**Grade(s)**:
Grades K–2

**Standards**:

In K through grade 2 all students should

- count with understanding and recognize "how many" in sets of objects;
- use multiple models to develop initial understandings of place value and the base-ten number system;
- develop understanding of the relative position and magnitude of whole numbers and of ordinal and cardinal numbers and their connections;
- develop a sense of whole numbers and represent and use them in flexible ways, including relating, composing, and decomposing numbers;
- connect number words and numerals to the quantities they represent, using various physical models and representations; and
- understand and represent commonly used fractions, such as 1/4, 1/3, and 1/2.

**Discipline**: Mathematics

**Domain**: All Communication

**Cluster**: Instructional programs from kindergarten through grade 12 should enable all students to

**Grade(s)**:
Grades K–2

**Standards**:

- organize and consolidate their mathematical thinking through communication
- communicate their mathematical thinking coherently and clearly to peers, teachers, and others;
- analyze and evaluate the mathematical thinking and strategies of others; and
- use the language of mathematics to express mathematical ideas precisely.

**Discipline**: Mathematics

**Domain**: All Connections

**Cluster**: Instructional programs from kindergarten through grade 12 should enable all students to

**Grade(s)**:
Grades K–2

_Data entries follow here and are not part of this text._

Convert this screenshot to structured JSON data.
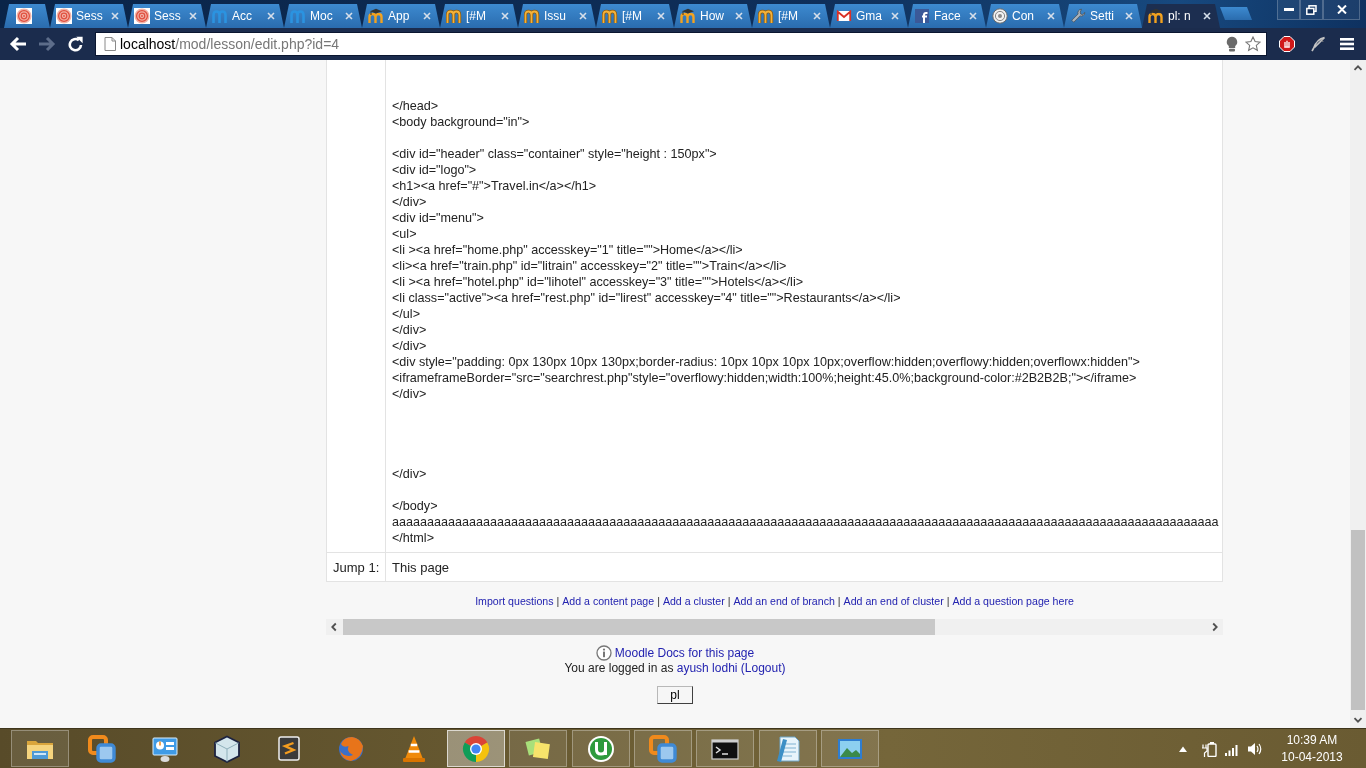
{
  "browser": {
    "tabs": [
      {
        "pinned": true,
        "selected": false
      },
      {
        "label": "Sess",
        "pinned": false,
        "selected": false
      },
      {
        "label": "Sess",
        "pinned": false,
        "selected": false
      },
      {
        "label": "Acc",
        "pinned": false,
        "selected": false
      },
      {
        "label": "Moc",
        "pinned": false,
        "selected": false
      },
      {
        "label": "App",
        "pinned": false,
        "selected": false
      },
      {
        "label": "[#M",
        "pinned": false,
        "selected": false
      },
      {
        "label": "Issu",
        "pinned": false,
        "selected": false
      },
      {
        "label": "[#M",
        "pinned": false,
        "selected": false
      },
      {
        "label": "How",
        "pinned": false,
        "selected": false
      },
      {
        "label": "[#M",
        "pinned": false,
        "selected": false
      },
      {
        "label": "Gma",
        "pinned": false,
        "selected": false
      },
      {
        "label": "Face",
        "pinned": false,
        "selected": false
      },
      {
        "label": "Con",
        "pinned": false,
        "selected": false
      },
      {
        "label": "Setti",
        "pinned": false,
        "selected": false
      },
      {
        "label": "pl: n",
        "pinned": false,
        "selected": true
      }
    ],
    "nav_buttons": [
      {
        "kind": "back",
        "disabled": false
      },
      {
        "kind": "forward",
        "disabled": true
      },
      {
        "kind": "reload",
        "disabled": false
      }
    ],
    "address_bar": {
      "host": "localhost",
      "path": "/mod/lesson/edit.php?id=4"
    }
  },
  "page": {
    "lesson_table": {
      "content": "</head>\n<body background=\"in\">\n\n<div id=\"header\" class=\"container\" style=\"height : 150px\">\n<div id=\"logo\">\n<h1><a href=\"#\">Travel.in</a></h1>\n</div>\n<div id=\"menu\">\n<ul>\n<li ><a href=\"home.php\" accesskey=\"1\" title=\"\">Home</a></li>\n<li><a href=\"train.php\" id=\"litrain\" accesskey=\"2\" title=\"\">Train</a></li>\n<li ><a href=\"hotel.php\" id=\"lihotel\" accesskey=\"3\" title=\"\">Hotels</a></li>\n<li class=\"active\"><a href=\"rest.php\" id=\"lirest\" accesskey=\"4\" title=\"\">Restaurants</a></li>\n</ul>\n</div>\n</div>\n<div style=\"padding: 0px 130px 10px 130px;border-radius: 10px 10px 10px 10px;overflow:hidden;overflowy:hidden;overflowx:hidden\">\n<iframeframeBorder=\"src=\"searchrest.php\"style=\"overflowy:hidden;width:100%;height:45.0%;background-color:#2B2B2B;\"></iframe>\n</div>\n\n\n\n\n</div>\n\n</body>\naaaaaaaaaaaaaaaaaaaaaaaaaaaaaaaaaaaaaaaaaaaaaaaaaaaaaaaaaaaaaaaaaaaaaaaaaaaaaaaaaaaaaaaaaaaaaaaaaaaaaaaaaaaaaaaaaaaaaa\n</html>",
      "jumps": [
        {
          "label": "Jump 1:",
          "target": "This page"
        }
      ]
    },
    "action_links": [
      {
        "label": "Import questions"
      },
      {
        "separator": "|",
        "label": "Add a content page"
      },
      {
        "separator": "|",
        "label": "Add a cluster"
      },
      {
        "separator": "|",
        "label": "Add an end of branch"
      },
      {
        "separator": "|",
        "label": "Add an end of cluster"
      },
      {
        "separator": "|",
        "label": "Add a question page here"
      }
    ],
    "footer": {
      "docs_link": "Moodle Docs for this page",
      "login": {
        "text": "You are logged in as",
        "user": "ayush lodhi",
        "logout": "(Logout)"
      },
      "button": "pl"
    }
  },
  "taskbar": {
    "apps": [
      {
        "running": true,
        "active": false
      },
      {
        "running": false,
        "active": false
      },
      {
        "running": false,
        "active": false
      },
      {
        "running": false,
        "active": false
      },
      {
        "running": false,
        "active": false
      },
      {
        "running": false,
        "active": false
      },
      {
        "running": false,
        "active": false
      },
      {
        "running": true,
        "active": true
      },
      {
        "running": true,
        "active": false
      },
      {
        "running": true,
        "active": false
      },
      {
        "running": true,
        "active": false
      },
      {
        "running": true,
        "active": false
      },
      {
        "running": true,
        "active": false
      },
      {
        "running": true,
        "active": false
      }
    ],
    "clock": {
      "time": "10:39 AM",
      "date": "10-04-2013"
    }
  }
}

**Standards**:

- Recognize and use connections among mathematical ideas
- Understand how mathematical ideas interconnect and build on one another to produce a coherent whole
- Recognize and apply mathematics in contexts outside of mathematics